Personality Testing in Sports: Should We or Shouldn't We?by Monica A. Frank, Ph.D.
Personality testing has been used for many decades by industrial/organizational (I/O) psychologists to select appropriate candidates to fill certain job positions. In particular, police departments and fire departments often require personality testing of applicants. Even many seminaries require testing of students desiring to become ministers or priests. More recently, some professional sports teams are using personality testing to help select from the draft choices. Is this a good idea and what kind of problems can we expect in this process?
The history of personality testing for job applicants and students has been rife with controversy due to the many problems inherent in the process of personality testing. We can expect many of the same problems to occur when sport professionals use personality testing to select athletes. Such problems that generally occur in using personality testing in the selection process include the difficulty of defining personality variables, issues relating to the validity of tests and lack of predictive research, and the number of incorrect predictions. In addition, selection of athletes may involve other issues including the use of tests designed for other purposes, the application of the Profile of Mood States and the “iceberg profile” to personality, the importance of personality testing relative to physical skills, and increased predictive validity problems.
Prior to using personality testing for selection purposes, we need to be aware of what we mean by personality and how it relates to performance. Generally, personality is considered traits or characteristics that describe an individual which are not readily changeable. Therefore, sadness is considered a mood state that is temporary whereas negativity may be seen as a personality characteristic. One major problem with the definition of personality is the idea that it is unchangeable because many of the descriptors we use to describe others are often quite changeable; even the example of “negativity” used previously can be changed either due to circumstances or effort. Given the difficulty in developing an agreed upon definition of personality, it is even more difficult to measure the construct of personality since measurement requires operational, or concrete, definitions. This leads to problems with test validity.
To understand the problems the validity problems in using personality testing for selection, it is important to understand the nature of validity and, in particular, its application to personality assessment. Validity is whether a test is measuring what it intends to measure. For instance, “honesty” tests are frequently used in personnel selection; however, sometimes these tests may measure something other than honesty such as a person’s ability to decipher the appropriate responses to an “honesty” test which is actually a type of deception. To determine whether a test is measuring what it purports to measure, research must be conducted comparing the test to other variables such as behavior and future performance. The predictive studies in which a test is given and then performance is examined at a later time are the most important studies for using tests in selection. However, these studies are less frequently undertaken due to the time and expense involved.
A major practical problem with test validity is that tests with low predictive validity will have a significant number of false positives and false negatives. This means that numerous capable performers will not be identified and that individuals who should not have been selected will be selected. In the area of I/O psychology there has been significant problems with the tests being racially biased because the tests were developed on a primarily Caucasian population and those minorities were disproportionately not selected on the basis of the tests.

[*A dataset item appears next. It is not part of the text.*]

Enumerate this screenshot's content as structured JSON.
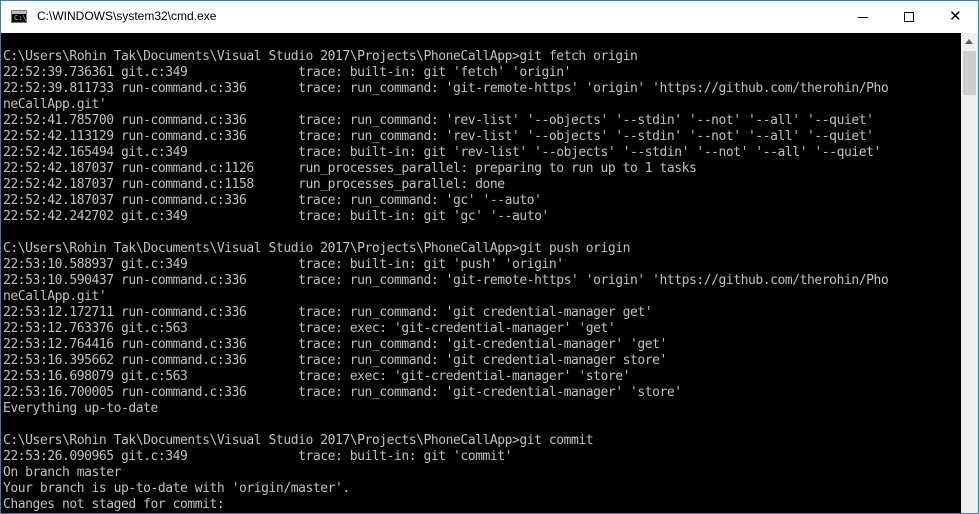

All the above problems and more exist with using personality testing to select among draft choices in sports. First of all, most personality tests were developed on other populations and have been co-opted by sports professionals. Therefore, there are increased validity problems when these tests are used on athletes. In particular, the Profile of Mood States has been extensively used in sport psychology. However, even as the name of the test suggests, it is not a personality test but a test of a temporary emotional state of being. Since it is capable of changing rapidly, it is not a good predictor of future performance although it may be able to classify present performing capability. Although successful athletes generally score higher on the Vigor subscale and lower on the other scales of Tension, Depression, Anger, Fatigue, and Confusion, it is possible that their profile changed because of their career rather than the profile causing the success. Research is not clearly determining the direction of causality in this area since most of it is correlational.
Due to the lack of predictive research, any attempts to use the personality tests and other tests for selecting athletes has great potential for being inaccurate. Another problem with validity of these tests for selecting athletes is the issue of truncated range which is that when dealing with an elite population, a test’s predictive validity decreases because the members of the population are so similar to one another and it is difficult to discriminate the minute differences.
Given all the above problems, it may be possible to use personality testing in a very limited way with the selection process of athletes. Police and fire departments and seminary programs have found personality testing that assesses dysfunctional personality and the presence of mental disorders can be useful in weeding out inappropriate candidates. Generally, the validity of personality tests for this purpose is stronger and does not tend to falsely identify many individuals as dysfunctional although it may inaccurately classify individuals as healthy. For this reason it is important that testing be conducted by a psychologist and include more than one test and an interview. If sports teams found that athletes with serious mental disorders, drug problems, or criminal tendencies are a detriment to the team, they may find that using personality testing in this manner can be helpful. However, otherwise, personality testing may create more problems than it solves.